• TRY IT: Keep each line of the material that includes "circle", and leave out the rest.

■ ■ ■ ■ ■ ■ ■

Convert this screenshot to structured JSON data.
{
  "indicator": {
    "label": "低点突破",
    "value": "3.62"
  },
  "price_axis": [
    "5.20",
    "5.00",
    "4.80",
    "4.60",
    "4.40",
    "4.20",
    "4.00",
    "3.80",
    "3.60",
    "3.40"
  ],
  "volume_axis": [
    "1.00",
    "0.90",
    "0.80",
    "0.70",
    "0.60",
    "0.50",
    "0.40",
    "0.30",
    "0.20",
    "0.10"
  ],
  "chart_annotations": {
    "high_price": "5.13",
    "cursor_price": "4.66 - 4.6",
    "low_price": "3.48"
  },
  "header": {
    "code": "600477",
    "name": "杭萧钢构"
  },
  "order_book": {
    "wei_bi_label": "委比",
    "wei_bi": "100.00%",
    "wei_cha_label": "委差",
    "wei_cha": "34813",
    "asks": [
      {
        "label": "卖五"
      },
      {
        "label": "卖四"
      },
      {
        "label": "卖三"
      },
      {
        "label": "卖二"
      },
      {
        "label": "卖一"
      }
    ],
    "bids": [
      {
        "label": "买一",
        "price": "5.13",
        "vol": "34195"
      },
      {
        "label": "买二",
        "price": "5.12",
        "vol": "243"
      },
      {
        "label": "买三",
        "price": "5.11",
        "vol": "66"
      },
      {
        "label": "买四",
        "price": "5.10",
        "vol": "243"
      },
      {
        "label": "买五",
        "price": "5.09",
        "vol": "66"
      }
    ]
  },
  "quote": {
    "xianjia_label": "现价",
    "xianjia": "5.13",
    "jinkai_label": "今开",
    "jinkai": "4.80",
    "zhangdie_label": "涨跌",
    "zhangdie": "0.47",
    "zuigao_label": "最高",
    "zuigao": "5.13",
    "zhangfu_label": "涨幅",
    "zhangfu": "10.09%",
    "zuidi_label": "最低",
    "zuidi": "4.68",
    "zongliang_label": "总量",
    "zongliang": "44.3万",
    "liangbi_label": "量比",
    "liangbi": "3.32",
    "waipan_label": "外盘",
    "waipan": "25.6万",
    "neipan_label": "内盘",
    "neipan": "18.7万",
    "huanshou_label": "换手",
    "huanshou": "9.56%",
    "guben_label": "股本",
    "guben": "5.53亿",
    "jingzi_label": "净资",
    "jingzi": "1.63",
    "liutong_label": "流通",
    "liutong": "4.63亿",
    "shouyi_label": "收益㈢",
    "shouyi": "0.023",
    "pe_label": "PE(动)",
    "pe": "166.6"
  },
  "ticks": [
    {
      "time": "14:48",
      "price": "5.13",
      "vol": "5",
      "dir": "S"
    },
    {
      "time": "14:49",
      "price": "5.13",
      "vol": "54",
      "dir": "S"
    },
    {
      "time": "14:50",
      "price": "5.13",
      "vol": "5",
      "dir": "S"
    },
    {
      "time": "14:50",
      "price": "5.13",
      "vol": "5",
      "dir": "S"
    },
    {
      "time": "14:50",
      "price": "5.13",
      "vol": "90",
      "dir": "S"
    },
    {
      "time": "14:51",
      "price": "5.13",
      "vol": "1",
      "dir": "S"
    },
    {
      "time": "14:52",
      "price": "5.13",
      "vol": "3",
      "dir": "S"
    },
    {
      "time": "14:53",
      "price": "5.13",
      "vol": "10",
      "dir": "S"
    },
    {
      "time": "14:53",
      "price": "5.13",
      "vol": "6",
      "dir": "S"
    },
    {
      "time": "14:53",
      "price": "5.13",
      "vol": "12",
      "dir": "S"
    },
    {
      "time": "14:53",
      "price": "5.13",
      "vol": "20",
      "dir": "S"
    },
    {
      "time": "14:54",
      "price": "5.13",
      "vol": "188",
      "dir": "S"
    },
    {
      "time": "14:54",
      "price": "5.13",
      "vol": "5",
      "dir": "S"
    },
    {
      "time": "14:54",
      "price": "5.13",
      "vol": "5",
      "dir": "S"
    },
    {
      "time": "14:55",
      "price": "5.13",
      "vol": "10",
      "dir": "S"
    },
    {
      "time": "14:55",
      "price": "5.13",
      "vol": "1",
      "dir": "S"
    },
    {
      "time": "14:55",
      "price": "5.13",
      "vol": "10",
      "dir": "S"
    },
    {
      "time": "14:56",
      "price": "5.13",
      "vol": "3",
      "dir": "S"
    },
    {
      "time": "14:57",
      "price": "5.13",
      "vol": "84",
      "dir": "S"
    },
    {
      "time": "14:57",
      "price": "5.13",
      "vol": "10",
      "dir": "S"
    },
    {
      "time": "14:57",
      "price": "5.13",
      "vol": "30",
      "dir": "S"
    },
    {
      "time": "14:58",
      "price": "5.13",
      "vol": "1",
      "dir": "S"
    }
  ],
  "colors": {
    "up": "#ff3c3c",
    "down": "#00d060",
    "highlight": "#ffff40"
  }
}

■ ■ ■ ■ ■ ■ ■

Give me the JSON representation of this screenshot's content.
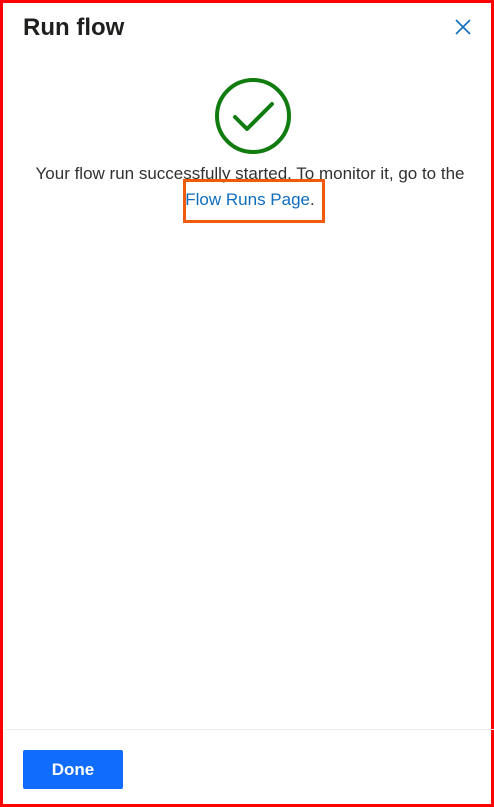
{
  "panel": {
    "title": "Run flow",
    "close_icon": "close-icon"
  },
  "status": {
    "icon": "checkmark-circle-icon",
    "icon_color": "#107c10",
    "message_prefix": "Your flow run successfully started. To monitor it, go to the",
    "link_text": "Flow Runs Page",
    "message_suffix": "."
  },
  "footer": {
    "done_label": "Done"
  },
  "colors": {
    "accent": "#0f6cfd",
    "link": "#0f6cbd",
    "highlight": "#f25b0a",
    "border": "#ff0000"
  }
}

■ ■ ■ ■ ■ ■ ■

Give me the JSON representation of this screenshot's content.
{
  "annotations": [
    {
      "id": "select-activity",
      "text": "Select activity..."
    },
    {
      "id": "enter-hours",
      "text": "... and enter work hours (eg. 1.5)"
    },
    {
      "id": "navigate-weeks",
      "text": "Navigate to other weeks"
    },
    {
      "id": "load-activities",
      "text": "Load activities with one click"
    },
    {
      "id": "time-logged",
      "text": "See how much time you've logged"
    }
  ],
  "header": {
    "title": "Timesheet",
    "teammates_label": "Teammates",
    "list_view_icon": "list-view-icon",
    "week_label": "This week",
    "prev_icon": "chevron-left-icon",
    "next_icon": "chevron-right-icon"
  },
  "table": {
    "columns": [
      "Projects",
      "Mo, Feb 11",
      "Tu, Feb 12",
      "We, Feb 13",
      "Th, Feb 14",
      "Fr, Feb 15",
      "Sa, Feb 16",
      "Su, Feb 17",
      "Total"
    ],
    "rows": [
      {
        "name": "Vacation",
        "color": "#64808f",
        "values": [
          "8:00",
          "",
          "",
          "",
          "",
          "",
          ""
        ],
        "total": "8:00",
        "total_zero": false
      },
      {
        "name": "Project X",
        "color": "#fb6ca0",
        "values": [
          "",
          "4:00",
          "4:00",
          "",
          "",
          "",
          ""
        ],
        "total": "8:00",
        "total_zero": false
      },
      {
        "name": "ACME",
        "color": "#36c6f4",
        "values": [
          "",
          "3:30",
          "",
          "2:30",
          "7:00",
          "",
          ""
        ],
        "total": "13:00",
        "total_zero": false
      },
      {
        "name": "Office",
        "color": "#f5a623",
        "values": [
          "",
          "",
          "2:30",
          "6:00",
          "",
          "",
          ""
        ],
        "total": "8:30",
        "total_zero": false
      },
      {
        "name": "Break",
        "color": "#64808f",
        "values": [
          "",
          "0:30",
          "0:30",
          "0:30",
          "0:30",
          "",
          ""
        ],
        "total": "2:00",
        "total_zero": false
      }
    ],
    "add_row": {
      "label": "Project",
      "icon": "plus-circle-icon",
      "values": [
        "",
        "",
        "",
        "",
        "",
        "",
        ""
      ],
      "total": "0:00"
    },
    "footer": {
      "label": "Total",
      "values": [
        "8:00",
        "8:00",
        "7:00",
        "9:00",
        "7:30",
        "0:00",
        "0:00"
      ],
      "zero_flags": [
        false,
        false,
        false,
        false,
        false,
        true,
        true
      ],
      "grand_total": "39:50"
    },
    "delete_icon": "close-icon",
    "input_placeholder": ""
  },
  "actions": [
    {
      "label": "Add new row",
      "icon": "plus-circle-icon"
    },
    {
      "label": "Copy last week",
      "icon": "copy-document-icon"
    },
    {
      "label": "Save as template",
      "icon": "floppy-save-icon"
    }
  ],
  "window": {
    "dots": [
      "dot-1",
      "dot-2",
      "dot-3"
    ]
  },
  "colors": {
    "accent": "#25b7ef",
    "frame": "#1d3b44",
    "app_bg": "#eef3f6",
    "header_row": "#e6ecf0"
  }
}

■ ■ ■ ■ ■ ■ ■

• TASK ANSWER:
    "icon": "checkmark-circle-icon",
      "icon": "plus-circle-icon",
      "icon": "plus-circle-icon"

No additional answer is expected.